Smith was inducted into the FSU College of Business Hall of Fame in 2009 and has also served as a member of the Florida State University Athletic Board.
Fred & Doby Flowers (Vires)
The bronze likenesses of siblings Fred and Doby Flowers grace the center of FSU’s campus Integration Statue, an enduring testimony to their achievements as civil rights pioneers at Florida State University.
Fred and Doby ensured their places in FSU’s history as they broke highly visible color barriers on campus: Fred as the first uniformed African American athlete at FSU and Doby as the first African American FSU Homecoming Queen.
Fred came to FSU in 1965 and, as a pitcher on FSU’s baseball team, he endured vicious racial taunts and epithets not only on the road but also from local fans. Fred rose above these with poise and grace and paved the way for generations of African American athletes to follow in his footsteps.
Doby was also a trailblazer at FSU. Enrolling in 1967, she was persuaded by fellow students to run for Homecoming Queen in 1970. This was not a mere beauty pageant or popularity contest. Doby knew her successful campaign was a victory not just for the small cadre of African American students on campus but for the larger student body as well.
While at FSU, Fred earned a bachelor’s degree in philosophy and a master’s degree in urban and regional planning from the College of Social Sciences and Public Policy. He then earned a law degree from the University of Florida. He started his law practice in Tallahassee, became an expert trial attorney, and litigated hundreds of cases, including a number of landmark civil rights cases where he advocated on behalf of young African American students.
Doby earned her bachelor’s degree in social welfare and, like Fred, a master’s degree in urban and regional planning at FSU. She then built a successful career at the cross-section of the arts and business fields, a journey that took her to Boston and to New York City. Her career is a testimony to the role of the arts in the service of justice. Both Fred and Doby eventually made their way home to FSU.
Both Fred and Doby have been the inspiration and prime forces in establishing the Civil Rights Institute at FSU. Established in 2018, the institute has earned recognition for its commitment to enhancing FSU’s civil rights archives and for promoting civil rights teaching and advocacy on campus.
Dorothy Jenkins (Artes)
Through her leadership and largess, Dorothy Chao Jenkins has been a significant force in helping FSU’s fulfill its academic mission.
Her personal commitment to The John and Mable Ringling Museum of Art embodies Vires, Artes and Mores and exemplifies someone who appreciates aesthetics and the beauty of intellectual pursuits.
Jenkins was originally appointed to The John and Mable Ringling Museum of Art Foundation Board in 1997 by former Florida Governor Lawton Chiles. When FSU became the fiduciary organization over The Ringling, she became a member of The Ringling Foundation Board of Directors

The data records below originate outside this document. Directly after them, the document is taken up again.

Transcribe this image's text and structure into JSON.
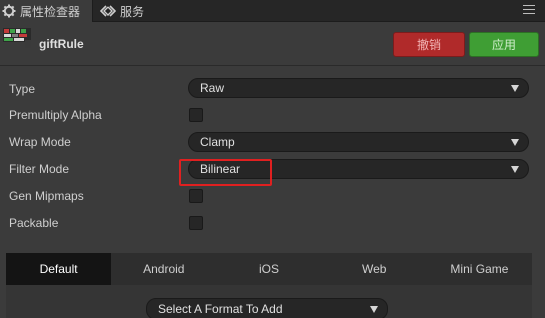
{
  "tabs": [
    {
      "label": "属性检查器",
      "icon": "gear-icon",
      "active": true
    },
    {
      "label": "服务",
      "icon": "services-icon",
      "active": false
    }
  ],
  "asset": {
    "name": "giftRule",
    "thumb_icon": "texture-thumbnail-icon"
  },
  "actions": {
    "revert_label": "撤销",
    "apply_label": "应用"
  },
  "properties": {
    "type": {
      "label": "Type",
      "value": "Raw"
    },
    "premultiply_alpha": {
      "label": "Premultiply Alpha",
      "checked": false
    },
    "wrap_mode": {
      "label": "Wrap Mode",
      "value": "Clamp"
    },
    "filter_mode": {
      "label": "Filter Mode",
      "value": "Bilinear",
      "highlighted": true
    },
    "gen_mipmaps": {
      "label": "Gen Mipmaps",
      "checked": false
    },
    "packable": {
      "label": "Packable",
      "checked": false
    }
  },
  "platforms": {
    "tabs": [
      "Default",
      "Android",
      "iOS",
      "Web",
      "Mini Game"
    ],
    "active_index": 0,
    "format_select": "Select A Format To Add"
  },
  "colors": {
    "background": "#3b3b3b",
    "revert": "#b02a2a",
    "apply": "#3f9e34",
    "highlight": "#e02020"
  }
}
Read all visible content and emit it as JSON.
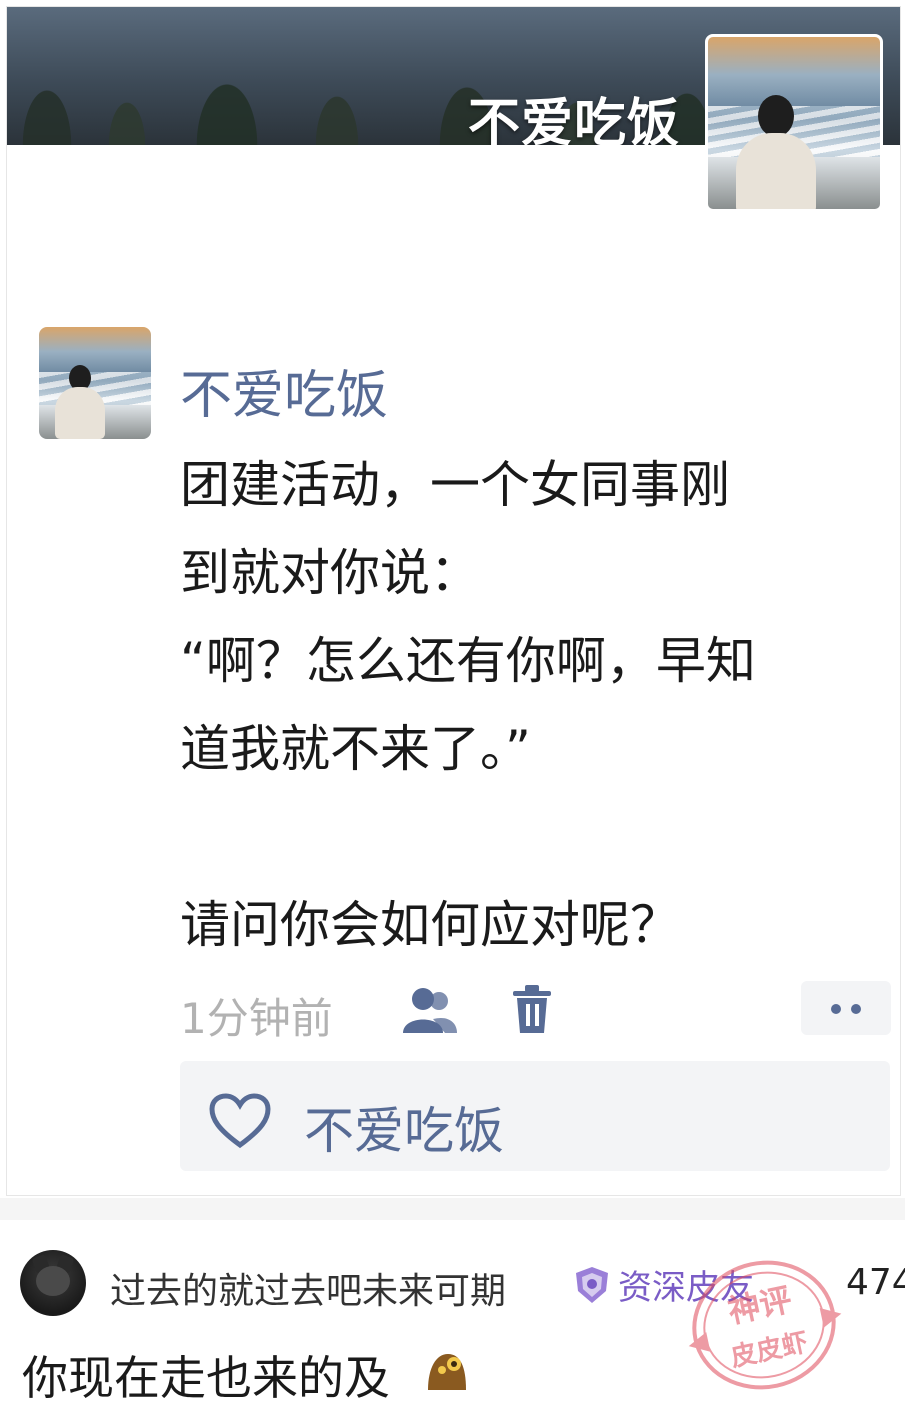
{
  "cover": {
    "name": "不爱吃饭"
  },
  "post": {
    "author": "不爱吃饭",
    "text": "团建活动，一个女同事刚\n到就对你说：\n“啊？怎么还有你啊，早知\n道我就不来了。”\n\n请问你会如何应对呢？",
    "time": "1分钟前",
    "icons": [
      "friends-icon",
      "trash-icon",
      "more-icon"
    ],
    "likes": {
      "icon": "heart-icon",
      "names": "不爱吃饭"
    }
  },
  "comment": {
    "username": "过去的就过去吧未来可期",
    "badge": {
      "icon": "shield-badge-icon",
      "label": "资深皮友"
    },
    "count": "474",
    "text": "你现在走也来的及",
    "emoji": "doge-emoji"
  },
  "watermark": {
    "line1": "神评",
    "line2": "皮皮虾"
  },
  "colors": {
    "link": "#576b95",
    "time": "#b2b2b2",
    "badge": "#7a5cc6",
    "watermark": "#e04a5a",
    "like_bg": "#f3f4f6"
  }
}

where she served as chair from 2004-2005 and continued to serve until 2009. In 2011, Jenkins rejoined The Ringling Board and retired from the board in 2019.

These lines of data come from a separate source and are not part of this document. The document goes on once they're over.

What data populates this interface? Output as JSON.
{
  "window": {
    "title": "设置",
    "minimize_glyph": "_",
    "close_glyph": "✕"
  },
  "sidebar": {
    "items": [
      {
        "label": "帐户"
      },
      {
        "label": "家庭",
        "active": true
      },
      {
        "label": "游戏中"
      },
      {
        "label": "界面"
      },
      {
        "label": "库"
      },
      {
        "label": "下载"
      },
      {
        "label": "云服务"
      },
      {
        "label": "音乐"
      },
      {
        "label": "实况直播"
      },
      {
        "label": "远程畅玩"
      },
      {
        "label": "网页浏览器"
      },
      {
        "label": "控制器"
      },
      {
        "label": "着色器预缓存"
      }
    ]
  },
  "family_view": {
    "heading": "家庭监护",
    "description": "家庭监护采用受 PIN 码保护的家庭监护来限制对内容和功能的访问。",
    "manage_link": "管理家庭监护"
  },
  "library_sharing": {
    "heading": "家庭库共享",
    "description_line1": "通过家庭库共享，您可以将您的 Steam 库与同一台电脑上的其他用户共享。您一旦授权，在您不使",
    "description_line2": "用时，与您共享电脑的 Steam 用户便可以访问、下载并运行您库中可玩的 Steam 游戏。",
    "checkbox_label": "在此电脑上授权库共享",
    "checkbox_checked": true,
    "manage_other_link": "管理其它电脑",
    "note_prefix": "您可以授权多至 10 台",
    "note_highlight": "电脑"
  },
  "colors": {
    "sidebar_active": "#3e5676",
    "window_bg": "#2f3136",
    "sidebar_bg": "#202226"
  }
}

In 2002, Jenkins established the Dorothy Jenkins Endowment Fund at The John and Mable Ringling Museum of Art. She has supported the Howard Tibbals Learning Center and The Art of Performance series as well as the former Ringling International Arts Festival.
She has annually contributed to The Ringling’s highest level of annual membership at the Chairman’s Circle level. Through her personal giving and through the Chao Foundation, she has generously provided in excess of $6 million to support The Ringling, its facilities and programs. Jenkins was instrumental in The Ringling receiving three gifts totaling over $5 million from the Chao Foundation toward the Center for Asian Art which bears the Chao name.

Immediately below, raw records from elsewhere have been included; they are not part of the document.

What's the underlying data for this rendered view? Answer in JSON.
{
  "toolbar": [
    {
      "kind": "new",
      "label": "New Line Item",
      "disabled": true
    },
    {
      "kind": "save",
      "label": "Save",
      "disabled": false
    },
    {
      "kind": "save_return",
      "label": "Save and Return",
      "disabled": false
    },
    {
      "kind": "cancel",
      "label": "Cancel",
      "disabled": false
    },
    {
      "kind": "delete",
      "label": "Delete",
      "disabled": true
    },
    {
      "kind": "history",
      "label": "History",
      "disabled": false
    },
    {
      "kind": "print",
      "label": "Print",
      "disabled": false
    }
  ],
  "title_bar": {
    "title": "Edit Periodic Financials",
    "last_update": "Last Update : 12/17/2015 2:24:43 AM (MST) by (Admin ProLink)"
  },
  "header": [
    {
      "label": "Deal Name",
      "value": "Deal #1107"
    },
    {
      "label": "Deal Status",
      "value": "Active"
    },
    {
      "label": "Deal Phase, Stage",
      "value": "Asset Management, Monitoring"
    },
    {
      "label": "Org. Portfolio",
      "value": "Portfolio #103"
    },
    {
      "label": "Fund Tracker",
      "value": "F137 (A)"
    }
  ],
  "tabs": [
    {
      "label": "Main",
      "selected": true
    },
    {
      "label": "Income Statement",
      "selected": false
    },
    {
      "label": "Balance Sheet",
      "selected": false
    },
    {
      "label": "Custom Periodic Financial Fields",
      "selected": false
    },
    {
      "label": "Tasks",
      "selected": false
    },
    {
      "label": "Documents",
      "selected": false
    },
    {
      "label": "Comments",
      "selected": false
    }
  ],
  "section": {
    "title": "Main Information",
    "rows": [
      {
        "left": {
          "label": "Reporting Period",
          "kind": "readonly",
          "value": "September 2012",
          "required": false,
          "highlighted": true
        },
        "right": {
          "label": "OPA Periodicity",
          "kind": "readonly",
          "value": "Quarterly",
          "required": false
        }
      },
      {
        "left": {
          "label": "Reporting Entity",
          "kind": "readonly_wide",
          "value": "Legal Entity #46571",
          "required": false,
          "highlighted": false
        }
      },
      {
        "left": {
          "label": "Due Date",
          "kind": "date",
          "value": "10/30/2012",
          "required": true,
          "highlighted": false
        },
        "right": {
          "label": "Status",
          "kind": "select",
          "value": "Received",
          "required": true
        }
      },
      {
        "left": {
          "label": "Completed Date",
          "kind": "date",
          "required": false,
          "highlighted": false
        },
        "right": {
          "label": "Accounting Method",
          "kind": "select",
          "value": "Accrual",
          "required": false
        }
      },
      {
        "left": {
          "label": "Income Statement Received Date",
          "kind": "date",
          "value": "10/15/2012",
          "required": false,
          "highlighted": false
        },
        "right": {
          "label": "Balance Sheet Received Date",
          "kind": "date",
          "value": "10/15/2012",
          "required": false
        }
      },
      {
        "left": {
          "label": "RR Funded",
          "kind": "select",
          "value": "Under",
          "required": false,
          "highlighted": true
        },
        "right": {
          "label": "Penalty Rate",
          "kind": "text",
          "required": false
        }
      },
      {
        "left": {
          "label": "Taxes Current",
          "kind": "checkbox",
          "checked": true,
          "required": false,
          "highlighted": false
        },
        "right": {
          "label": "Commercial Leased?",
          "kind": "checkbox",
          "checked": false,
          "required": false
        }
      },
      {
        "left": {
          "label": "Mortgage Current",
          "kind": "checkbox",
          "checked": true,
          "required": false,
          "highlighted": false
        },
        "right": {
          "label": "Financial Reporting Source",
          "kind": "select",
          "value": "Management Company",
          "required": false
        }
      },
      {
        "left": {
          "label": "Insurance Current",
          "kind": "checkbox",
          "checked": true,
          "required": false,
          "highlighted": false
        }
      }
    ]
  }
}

She is a member of The Ringling Friends of Asian Art, Friends of Art of Our Time, and of The Ringling Legacy Society.
As a member of the Florida State University President’s Club, she is recognized in the Doak Campbell, Francis Eppes and Robert Strozier Societies.